I know the theory, but to actually do it myself, it’s like “Duh!”.
I’m excited because the transformation because the transformation is intoxicating.
It’s like, “Oh my God!”.
I felt good about doing it because I’d taken the pressure off to prove myself.
I was just seeing what happened. I was taking the feedback and saying, “Okay, what do I need to do to change this?”
I was learning from it and I got better. I sound quite evangelical about this… Because I am!!!
This is so powerful.
Anything you’re trying to do, if you’re struggling with it, then the growth mindset approach is very powerful approach.

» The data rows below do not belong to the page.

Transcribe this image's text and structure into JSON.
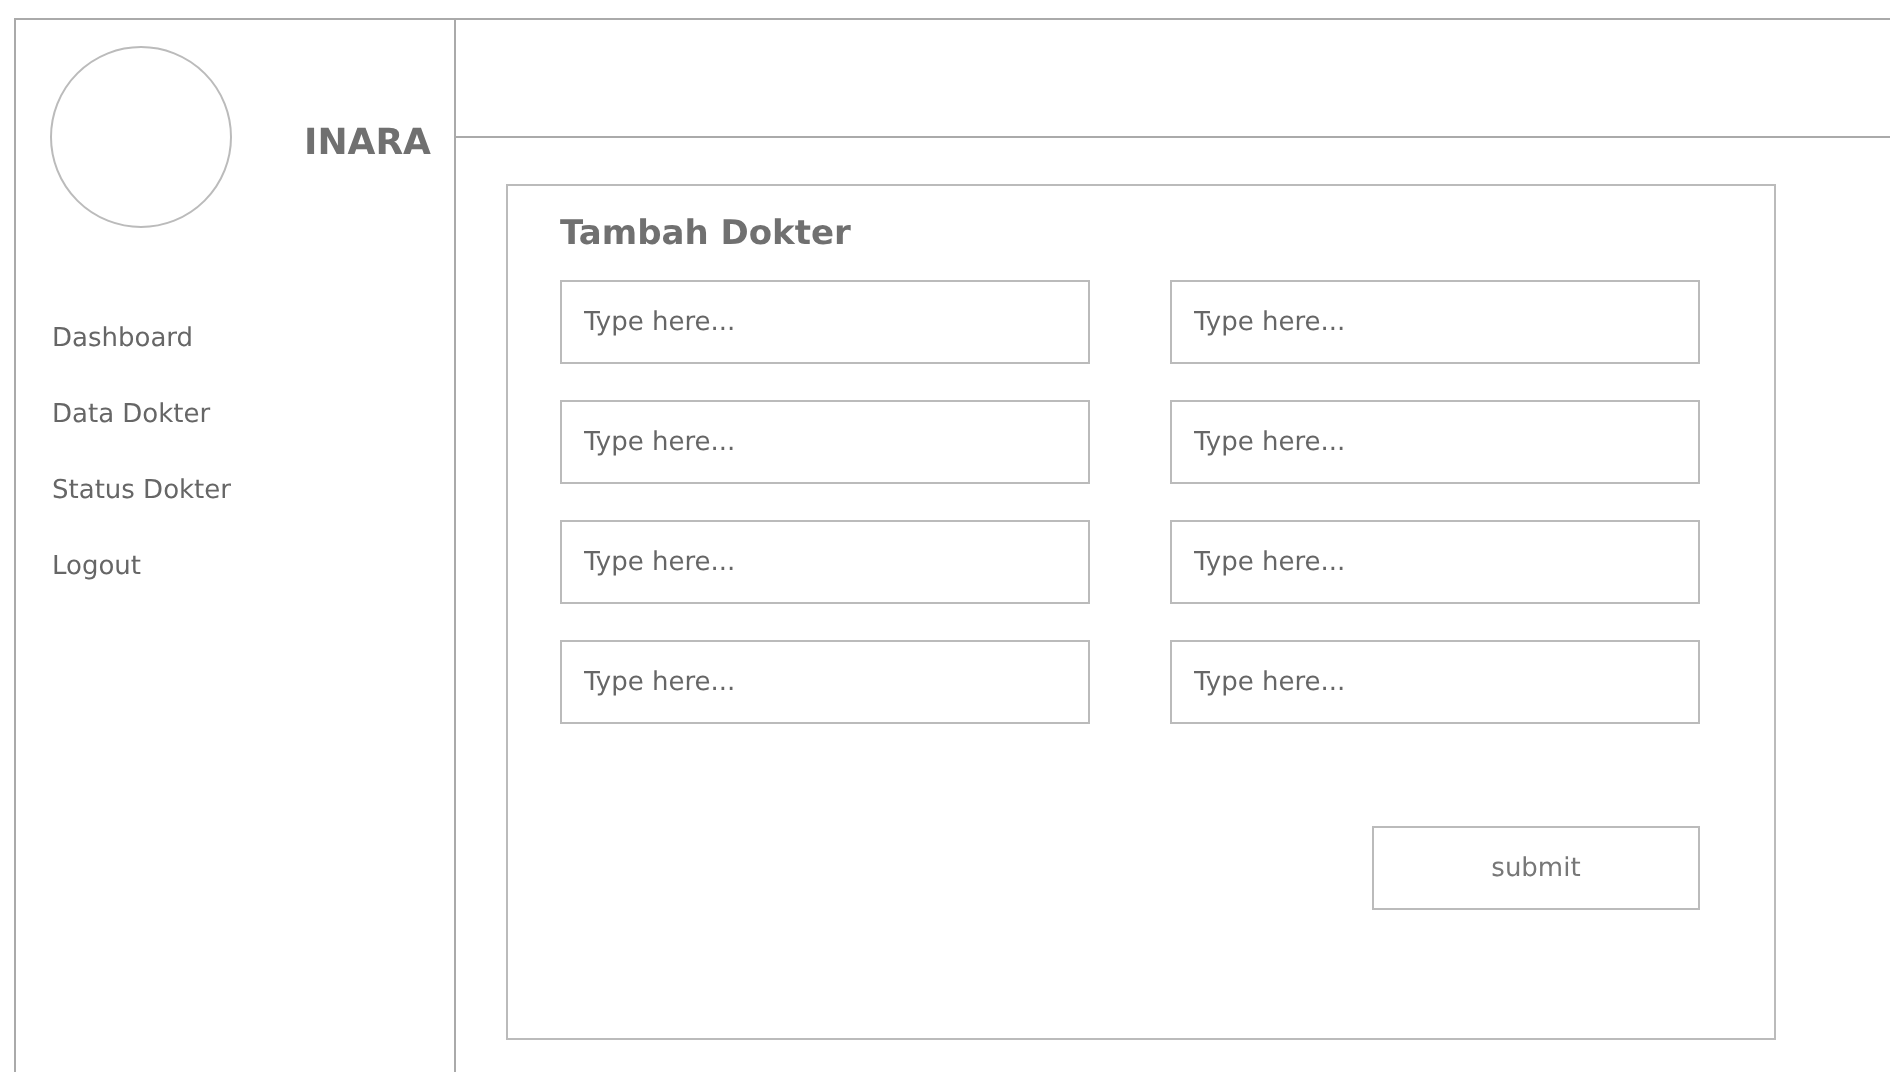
{
  "sidebar": {
    "brand": "INARA",
    "items": [
      {
        "label": "Dashboard"
      },
      {
        "label": "Data Dokter"
      },
      {
        "label": "Status Dokter"
      },
      {
        "label": "Logout"
      }
    ]
  },
  "form": {
    "title": "Tambah Dokter",
    "fields": [
      {
        "placeholder": "Type here..."
      },
      {
        "placeholder": "Type here..."
      },
      {
        "placeholder": "Type here..."
      },
      {
        "placeholder": "Type here..."
      },
      {
        "placeholder": "Type here..."
      },
      {
        "placeholder": "Type here..."
      },
      {
        "placeholder": "Type here..."
      },
      {
        "placeholder": "Type here..."
      }
    ],
    "submit": "submit"
  }
}
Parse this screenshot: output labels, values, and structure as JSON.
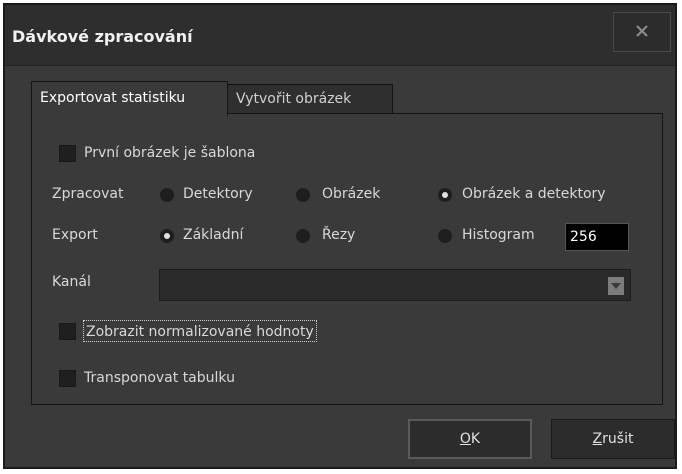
{
  "window": {
    "title": "Dávkové zpracování"
  },
  "tabs": [
    {
      "label": "Exportovat statistiku",
      "active": true
    },
    {
      "label": "Vytvořit obrázek",
      "active": false
    }
  ],
  "template_checkbox": {
    "label": "První obrázek je šablona",
    "checked": false
  },
  "process": {
    "label": "Zpracovat",
    "options": [
      "Detektory",
      "Obrázek",
      "Obrázek a detektory"
    ],
    "selected": "Obrázek a detektory"
  },
  "export": {
    "label": "Export",
    "options": [
      "Základní",
      "Řezy",
      "Histogram"
    ],
    "selected": "Základní",
    "histogram_bins": "256"
  },
  "channel": {
    "label": "Kanál",
    "value": ""
  },
  "normalized_checkbox": {
    "label": "Zobrazit normalizované hodnoty",
    "checked": false
  },
  "transpose_checkbox": {
    "label": "Transponovat tabulku",
    "checked": false
  },
  "buttons": {
    "ok_rest": "K",
    "ok_key": "O",
    "cancel_key": "Z",
    "cancel_rest": "rušit"
  },
  "icons": {
    "close": "close-icon",
    "dropdown": "chevron-down-icon"
  }
}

I’ve just experienced that and so I’m really excited to have got that frame of reference just from a simple dance move.
And now I’m looking to explore using this in the future.
So to give you an example next week I’m going to be facilitating a senior management team of an organisation who are looking at some significant issues in their business. In the past I would have been focused on “Oh, I’ve got to make sure I prove to be good enough to do it”.
But now I’m going in with an approach of “Right, let’s see how. I’ve got a starting hypothesis, which I’ll work with for this group and let’s see what happens”.
And then I’ll take from what happens and then I will adjust my approach accordingly rather than beat myself up for having got it wrong if that happens.
It’s amazing the difference in how I feel about taking on this new task just by having this new frame of reference that’s come out of learning to dance.
So that’s today’s episode.
I’m going to now go and have a cup of green tea and calm down, and I look forward to showing you more information about this as my journey progresses.
Have a great day.